▶ _What you are asked to do_
Each line of the records that follow must come back exactly, with pictures skipped.
** Source information follows **
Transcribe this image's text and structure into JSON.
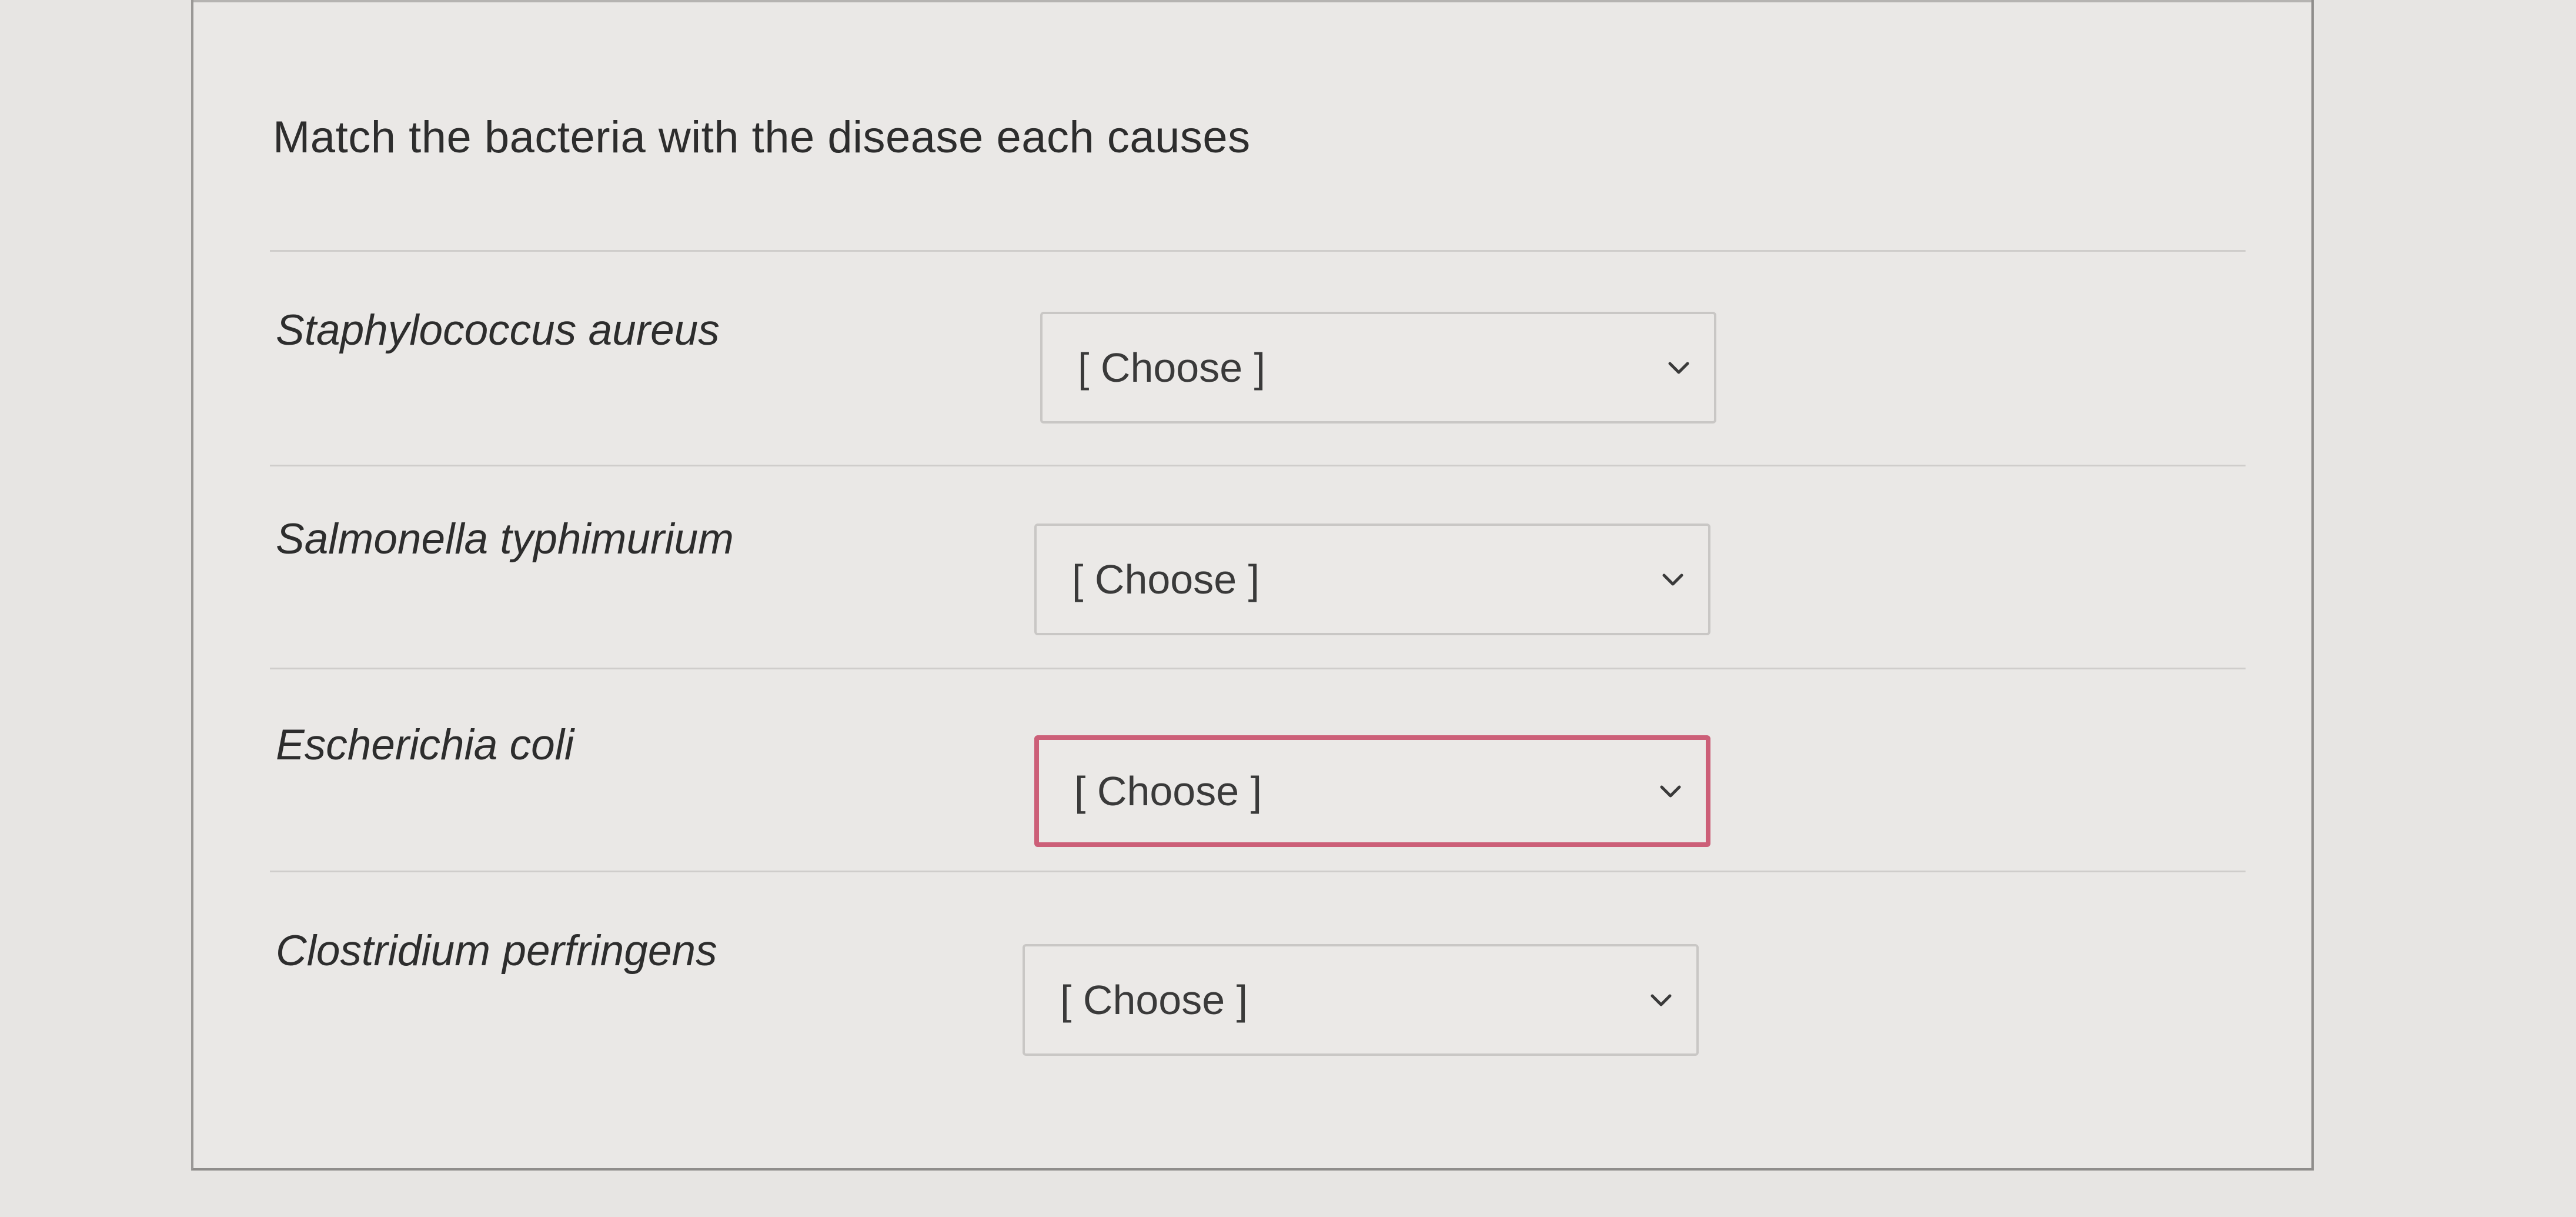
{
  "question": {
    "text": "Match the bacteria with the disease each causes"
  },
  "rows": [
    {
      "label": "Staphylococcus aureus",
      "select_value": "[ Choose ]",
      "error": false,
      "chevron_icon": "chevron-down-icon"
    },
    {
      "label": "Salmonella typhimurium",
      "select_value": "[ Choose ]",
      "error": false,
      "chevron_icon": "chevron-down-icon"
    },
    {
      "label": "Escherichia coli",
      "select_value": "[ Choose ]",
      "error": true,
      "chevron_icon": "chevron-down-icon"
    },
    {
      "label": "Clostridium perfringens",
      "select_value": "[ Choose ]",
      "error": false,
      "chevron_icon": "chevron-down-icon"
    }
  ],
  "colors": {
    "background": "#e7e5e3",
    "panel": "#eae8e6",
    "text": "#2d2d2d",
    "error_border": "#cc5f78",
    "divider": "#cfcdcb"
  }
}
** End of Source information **
▶ _Answer to the problem_
Transcribe this image's text and structure into JSON.
{
  "question": {
    "text": "Match the bacteria with the disease each causes"
  },
  "rows": [
    {
      "label": "Staphylococcus aureus",
      "select_value": "[ Choose ]",
      "error": false,
      "chevron_icon": "chevron-down-icon"
    },
    {
      "label": "Salmonella typhimurium",
      "select_value": "[ Choose ]",
      "error": false,
      "chevron_icon": "chevron-down-icon"
    },
    {
      "label": "Escherichia coli",
      "select_value": "[ Choose ]",
      "error": true,
      "chevron_icon": "chevron-down-icon"
    },
    {
      "label": "Clostridium perfringens",
      "select_value": "[ Choose ]",
      "error": false,
      "chevron_icon": "chevron-down-icon"
    }
  ],
  "colors": {
    "background": "#e7e5e3",
    "panel": "#eae8e6",
    "text": "#2d2d2d",
    "error_border": "#cc5f78",
    "divider": "#cfcdcb"
  }
}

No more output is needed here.